First adaptive flu clinical trial

A £2.9 million, UK-wide adaptive platform trial (APT) has been launched to find effective treatments for people hospitalised with severe flu for the first time, testing multiple options simultaneously in thousands of people then modifying treatments quickly. The research aims to find treatments that reduce deaths from flu and prevent patients needing intensive care.

The adaptive platform trial to study influenza

Originally set up to tackle pandemics, the new trial, titled Randomised, Embedded, Multifactorial, Adaptive Platform (REMAP)-CAP, will recruit children and adults hospitalised with severe flu from 150 hospitals across the UK over the next two years. The investigation will be conducted as an APT, which means it will continue as new treatments are added. Treatments that are found to be ineffective will be removed. It will also involve trialling the treatments alone, in combination, and for different durations.

This approach will allow the research team to analyse early results and modify their approach to ensure people are given successful treatments as soon as possible.

The initiative is delivered by the  National Institute for Health and Care Research (NIHR)’s Clinical Research Network. It is funded by the NIHR and involves researchers and clinicians from Imperial College London and Imperial College Healthcare NHS Trust, in collaboration with other national experts with knowledge in intensive care, respiratory medicine, and children’s medicine. It will also involve experts in infectious diseases and virology who will monitor the flu virus to see if it becomes resistant to the anti-viral drugs tested in the trial.

Structure of the REMAP-CAP trial

Treatments planned to be assessed in the initial stage of the trial include the anti-virals oseltamivir (Tamiflu) and baloxavir, as well as steroids and anti-inflammatory drugs found to be effective against COVID-19 in the original REMAP-CAP trial. Additional treatments may be added as the study progresses.

To help establish what treatments use NHS resources in the most efficient way, the researchers will monitor whether the treatments reduce severe symptoms, stop people needing breathing support, and shorten the amount of time people stay in hospital or intensive care. Other parameters measured will be quality of life and disability after recovery.

Dr Elizabeth Whittaker, a Consultant in Paediatric Infectious Diseases at Imperial College Healthcare NHS Trust and a Senior Clinical Lecturer in the Department of Infectious Diseases at Imperial College London, is leading the children’s part of the trial. She stated: “Getting the free spray flu vaccine is our first line of defence and drastically reduces the risks for children. But we also need more treatments to help those children who do become very ill, which is why this trial is so important.”

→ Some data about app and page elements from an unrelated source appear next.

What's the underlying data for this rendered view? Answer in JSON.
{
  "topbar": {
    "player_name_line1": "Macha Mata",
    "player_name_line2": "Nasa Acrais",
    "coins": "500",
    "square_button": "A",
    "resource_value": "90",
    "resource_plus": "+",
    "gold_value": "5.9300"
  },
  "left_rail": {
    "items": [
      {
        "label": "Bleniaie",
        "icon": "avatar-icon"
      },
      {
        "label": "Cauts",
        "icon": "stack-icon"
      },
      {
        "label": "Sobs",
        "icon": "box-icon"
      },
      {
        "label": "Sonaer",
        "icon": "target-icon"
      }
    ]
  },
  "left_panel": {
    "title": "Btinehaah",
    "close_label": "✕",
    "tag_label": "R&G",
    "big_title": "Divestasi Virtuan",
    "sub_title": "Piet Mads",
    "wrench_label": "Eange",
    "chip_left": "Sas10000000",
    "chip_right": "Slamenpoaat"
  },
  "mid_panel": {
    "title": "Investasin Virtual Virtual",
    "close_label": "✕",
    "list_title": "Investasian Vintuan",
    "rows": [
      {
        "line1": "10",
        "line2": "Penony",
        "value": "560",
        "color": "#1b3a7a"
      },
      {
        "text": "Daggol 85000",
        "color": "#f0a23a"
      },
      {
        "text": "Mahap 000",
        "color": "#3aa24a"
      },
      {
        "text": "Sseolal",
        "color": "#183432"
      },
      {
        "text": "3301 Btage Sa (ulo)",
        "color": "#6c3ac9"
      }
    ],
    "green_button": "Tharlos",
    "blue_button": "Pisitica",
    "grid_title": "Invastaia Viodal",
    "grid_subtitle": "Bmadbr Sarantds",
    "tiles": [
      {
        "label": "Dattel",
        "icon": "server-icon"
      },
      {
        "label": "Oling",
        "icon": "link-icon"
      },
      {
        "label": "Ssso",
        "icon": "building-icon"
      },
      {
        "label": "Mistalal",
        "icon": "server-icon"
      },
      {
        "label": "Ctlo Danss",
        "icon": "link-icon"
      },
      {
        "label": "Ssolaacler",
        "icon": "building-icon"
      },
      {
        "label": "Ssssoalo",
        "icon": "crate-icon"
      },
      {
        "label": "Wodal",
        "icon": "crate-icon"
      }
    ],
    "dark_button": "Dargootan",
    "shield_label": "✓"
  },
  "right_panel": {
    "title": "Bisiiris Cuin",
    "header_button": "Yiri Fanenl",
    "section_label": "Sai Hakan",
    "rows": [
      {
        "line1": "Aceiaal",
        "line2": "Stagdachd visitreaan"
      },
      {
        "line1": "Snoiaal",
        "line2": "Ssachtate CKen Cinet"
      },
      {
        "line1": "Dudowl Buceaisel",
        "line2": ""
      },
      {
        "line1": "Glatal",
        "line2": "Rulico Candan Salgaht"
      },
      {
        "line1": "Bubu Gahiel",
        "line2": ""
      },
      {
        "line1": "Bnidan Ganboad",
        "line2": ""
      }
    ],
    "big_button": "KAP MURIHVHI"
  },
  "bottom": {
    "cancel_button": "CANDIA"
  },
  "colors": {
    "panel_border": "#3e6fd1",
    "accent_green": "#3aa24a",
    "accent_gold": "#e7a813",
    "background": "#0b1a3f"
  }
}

Minister for Health and Secondary Care Will Quince commented: “This innovative trial will use the lessons we learned from Covid and deliver treatments to reduce serious illness in patients with influenza, ease pressure on the NHS and ultimately save lives.”